Al Ain (UAE), January 28: Yuya Osako's brace helped Japan beat pre-tournament favourites Iran 3-0 and book a place in the 2019 Asian Cup final, as they go for an unprecedented fifth title.
Monday's semi-final was billed as being a contest between the competition's two best teams and, although Carlos Queiroz's men had their chances, refereeing decisions did not go their way and Japan ultimately cruised.
Neither side was able to stamp much authority on a cagey first half and things looked much the same after the break until Japan broke the deadlock, leaving Iran angry as they felt a dive went unpunished in the build-up to Osako's first.
Japan were then given a penalty that, even after VAR consultation, was allowed to stand and Osako buried the kick in convincing fashion, before Genki Haraguchi finished Iran off late on.

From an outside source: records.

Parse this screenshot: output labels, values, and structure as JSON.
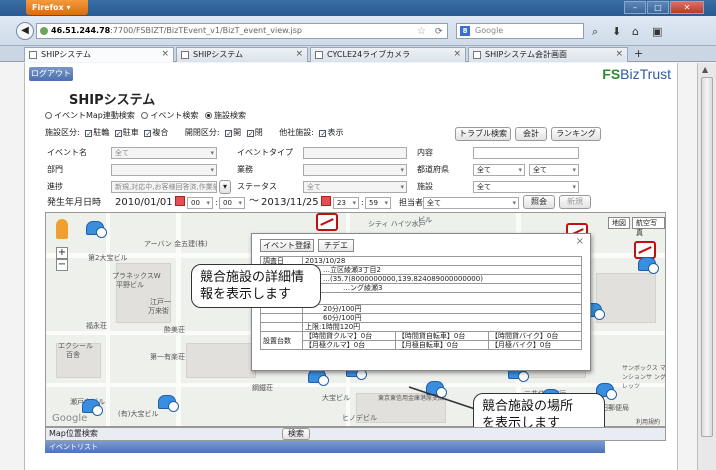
{
  "browser": {
    "firefox_label": "Firefox ▾",
    "window_controls": [
      "–",
      "□",
      "✕"
    ],
    "url_host": "46.51.244.78",
    "url_path": ":7700/FSBIZT/BizTEvent_v1/BizT_event_view.jsp",
    "search_placeholder": "Google",
    "tabs": [
      {
        "label": "SHIPシステム"
      },
      {
        "label": "SHIPシステム"
      },
      {
        "label": "CYCLE24ライブカメラ"
      },
      {
        "label": "SHIPシステム会計画面"
      }
    ],
    "new_tab": "+"
  },
  "header": {
    "logout": "ログアウト",
    "brand_fs": "FS",
    "brand_rest": "BizTrust",
    "title": "SHIPシステム"
  },
  "search_modes": [
    "イベントMap連動検索",
    "イベント検索",
    "施設検索"
  ],
  "filters": {
    "facility_type_label": "施設区分:",
    "facility_types": [
      "駐輪",
      "駐車",
      "複合"
    ],
    "open_label": "開閉区分:",
    "open_types": [
      "開",
      "閉"
    ],
    "other_label": "他社施設:",
    "other_types": [
      "表示"
    ]
  },
  "buttons": {
    "trouble": "トラブル検索",
    "accounting": "会計",
    "ranking": "ランキング",
    "view": "照会",
    "new": "新規"
  },
  "form": {
    "event_name_label": "イベント名",
    "event_name_value": "全て",
    "event_type_label": "イベントタイプ",
    "content_label": "内容",
    "dept_label": "部門",
    "business_label": "業務",
    "pref_label": "都道府県",
    "pref_value": "全て",
    "city_value": "全て",
    "progress_label": "進捗",
    "progress_value": "新規,対応中,お客様回答済,作業依頼中",
    "status_label": "ステータス",
    "status_value": "全て",
    "facility_label": "施設",
    "facility_value": "全て",
    "date_label": "発生年月日時",
    "date_from": "2010/01/01",
    "hour_from": "00",
    "min_from": "00",
    "tilde": "〜",
    "date_to": "2013/11/25",
    "hour_to": "23",
    "min_to": "59",
    "assignee_label": "担当者",
    "assignee_value": "全て"
  },
  "map": {
    "labels": {
      "l1": "アーバン 金五建(株)",
      "l2": "第2大宝ビル",
      "l3": "プラネックスW",
      "l4": "平野ビル",
      "l5": "江戸一",
      "l6": "万来街",
      "l7": "福永荘",
      "l8": "酔美荘",
      "l9": "エクシール",
      "l10": "百舎",
      "l11": "第一有楽荘",
      "l12": "瀬戸内ビル",
      "l13": "(有)大宝ビル",
      "l14": "大宝ビル",
      "l15": "東京東信用金庫港原支店",
      "l16": "ヒノデビル",
      "l17": "サンボックス マンションサ ングレッツ",
      "l18": "三井住友銀行",
      "l19": "瀬田郵便局",
      "l20": "シティ ハイツ水戸",
      "l21": "鋼鐵荘",
      "l22": "ビル",
      "l23": "Google",
      "l24": "利用規約"
    },
    "map_types": [
      "地図",
      "航空写真"
    ],
    "zoom_in": "+",
    "zoom_out": "−"
  },
  "popup": {
    "tabs": [
      "イベント登録",
      "チデエ"
    ],
    "close": "×",
    "survey_date_label": "調査日",
    "survey_date": "2013/10/28",
    "line_a": "…立区綾瀬3丁目2",
    "line_b": "…(35.7(8000000000,139.824089000000000)",
    "line_c": "…ング綾瀬3",
    "fee1": "20分/100円",
    "fee2": "60分/100円",
    "fee3": "上限:1時間120円",
    "capacity_label": "設置台数",
    "cap1": "【時間貸クルマ】0台",
    "cap2": "【時間貸自転車】0台",
    "cap3": "【時間貸バイク】0台",
    "cap4": "【月極クルマ】0台",
    "cap5": "【月極自転車】0台",
    "cap6": "【月極バイク】0台"
  },
  "callouts": {
    "detail_1": "競合施設の詳細情",
    "detail_2": "報を表示します",
    "location_1": "競合施設の場所",
    "location_2": "を表示します"
  },
  "bottom": {
    "map_search_label": "Map位置検索",
    "search_button": "検索",
    "event_list": "イベントリスト"
  },
  "colors": {
    "brand_blue": "#2c5aa0",
    "brand_green": "#2e8b2e",
    "marker_blue": "#3a8ee0"
  }
}
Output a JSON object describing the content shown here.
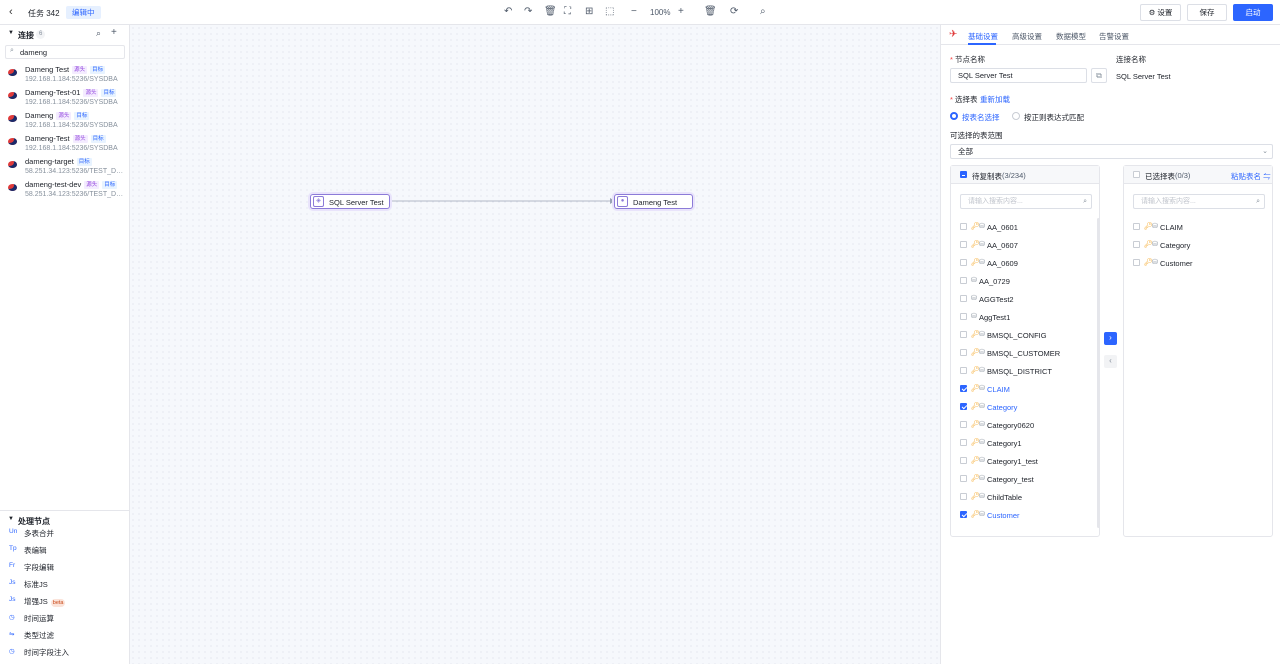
{
  "topbar": {
    "back_icon": "chevron-left-icon",
    "title": "任务 342",
    "status": "编辑中",
    "zoom": "100%",
    "settings_label": "⚙ 设置",
    "save_label": "保存",
    "start_label": "启动"
  },
  "connections": {
    "title": "连接",
    "count": "6",
    "search_value": "dameng",
    "items": [
      {
        "name": "Dameng Test",
        "tags": [
          "源头",
          "目标"
        ],
        "addr": "192.168.1.184:5236/SYSDBA"
      },
      {
        "name": "Dameng-Test-01",
        "tags": [
          "源头",
          "目标"
        ],
        "addr": "192.168.1.184:5236/SYSDBA"
      },
      {
        "name": "Dameng",
        "tags": [
          "源头",
          "目标"
        ],
        "addr": "192.168.1.184:5236/SYSDBA"
      },
      {
        "name": "Dameng-Test",
        "tags": [
          "源头",
          "目标"
        ],
        "addr": "192.168.1.184:5236/SYSDBA"
      },
      {
        "name": "dameng-target",
        "tags": [
          "目标"
        ],
        "addr": "58.251.34.123:5236/TEST_DAMENG"
      },
      {
        "name": "dameng-test-dev",
        "tags": [
          "源头",
          "目标"
        ],
        "addr": "58.251.34.123:5236/TEST_DAMENG"
      }
    ]
  },
  "process_nodes": {
    "title": "处理节点",
    "items": [
      {
        "icon": "Un",
        "label": "多表合并"
      },
      {
        "icon": "Tp",
        "label": "表编辑"
      },
      {
        "icon": "Fr",
        "label": "字段编辑"
      },
      {
        "icon": "Js",
        "label": "标准JS"
      },
      {
        "icon": "Js",
        "label": "增强JS",
        "badge": "beta"
      },
      {
        "icon": "◷",
        "label": "时间运算"
      },
      {
        "icon": "⇋",
        "label": "类型过滤"
      },
      {
        "icon": "◷",
        "label": "时间字段注入"
      }
    ]
  },
  "canvas": {
    "source_node": "SQL Server Test",
    "target_node": "Dameng Test"
  },
  "panel": {
    "tabs": [
      "基础设置",
      "高级设置",
      "数据模型",
      "告警设置"
    ],
    "node_name_label": "节点名称",
    "node_name_value": "SQL Server Test",
    "conn_name_label": "连接名称",
    "conn_name_value": "SQL Server Test",
    "select_table_label": "选择表",
    "reload_label": "重新加载",
    "radio_by_name": "按表名选择",
    "radio_by_regex": "按正则表达式匹配",
    "range_label": "可选择的表范围",
    "range_value": "全部",
    "left_list": {
      "title": "待复制表",
      "count": "(3/234)",
      "search_placeholder": "请输入搜索内容...",
      "items": [
        {
          "name": "AA_0601",
          "key": true,
          "checked": false
        },
        {
          "name": "AA_0607",
          "key": true,
          "checked": false
        },
        {
          "name": "AA_0609",
          "key": true,
          "checked": false
        },
        {
          "name": "AA_0729",
          "key": false,
          "checked": false
        },
        {
          "name": "AGGTest2",
          "key": false,
          "checked": false
        },
        {
          "name": "AggTest1",
          "key": false,
          "checked": false
        },
        {
          "name": "BMSQL_CONFIG",
          "key": true,
          "checked": false
        },
        {
          "name": "BMSQL_CUSTOMER",
          "key": true,
          "checked": false
        },
        {
          "name": "BMSQL_DISTRICT",
          "key": true,
          "checked": false
        },
        {
          "name": "CLAIM",
          "key": true,
          "checked": true
        },
        {
          "name": "Category",
          "key": true,
          "checked": true
        },
        {
          "name": "Category0620",
          "key": true,
          "checked": false
        },
        {
          "name": "Category1",
          "key": true,
          "checked": false
        },
        {
          "name": "Category1_test",
          "key": true,
          "checked": false
        },
        {
          "name": "Category_test",
          "key": true,
          "checked": false
        },
        {
          "name": "ChildTable",
          "key": true,
          "checked": false
        },
        {
          "name": "Customer",
          "key": true,
          "checked": true
        }
      ]
    },
    "right_list": {
      "title": "已选择表",
      "count": "(0/3)",
      "paste_label": "粘贴表名 ⇋",
      "search_placeholder": "请输入搜索内容...",
      "items": [
        {
          "name": "CLAIM",
          "key": true
        },
        {
          "name": "Category",
          "key": true
        },
        {
          "name": "Customer",
          "key": true
        }
      ]
    }
  }
}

A tightly contested first half of few chances saw Japan go close first, but Ritsu Doan sent a feeble shot wide of the bottom-right corner from 16 yards in the 19th minute following a well-worked move.
Iran sprang into life soon after – Sardar Azmoun playing a brilliant one-two with Vahid Amiri, before slipping the ball through Takehiro Tomiyasu's legs and forcing a fine save from Shuichi Gonda.
Japan controversially went ahead early in the second half, however.
Iran felt Takumi Minamino had dived when the ball was played left, with Queiroz's players swiftly surrounding the referee, but play was allowed to continue and the subsequent cross was headed in by Osako.
There was further controversy just past the hour, as Morteza Pouraliganji was penalised after the ball struck his hand when sliding in to block a cross, and Osako converted the resulting spot-kick following a VAR delay.
Haraguchi ended Iran's slim hopes of a comeback in the first minute of stoppage time, emphatically finishing after being fed into the box by Minamino.
What does it mean? More questions to be asked of VAR
It is fair to say VAR is going to be the focus in the post-match reaction, as Iran were furious an apparent dive by Minamino was allowed to go unpunished in the build-up to the first Japan goal, while there was certainly a reason for frustration with the penalty as well, with Pouraliganji perhaps unlucky to be penalised.
Osako makes the difference
While Iran and others can have reservations about the validity of Japan's first two goals, Osako still had to make sure he was decisive. Aside from being generally effective leading the line, he also made the difference when he needed to.
Jahanbakhsh fails to inspire Iran
Going into the tournament, Alireza Jahanbakhsh was tipped as being a potential star of the Asian Cup. However, having not made much of an impression in the Premier League for Brighton and Hove Albion yet this season, he was similarly disappointing in this outing, giving Azmoun little support.
Japan will contest Friday's final against the winner between Qatar and hosts United Arab Emirates, while Iran head home.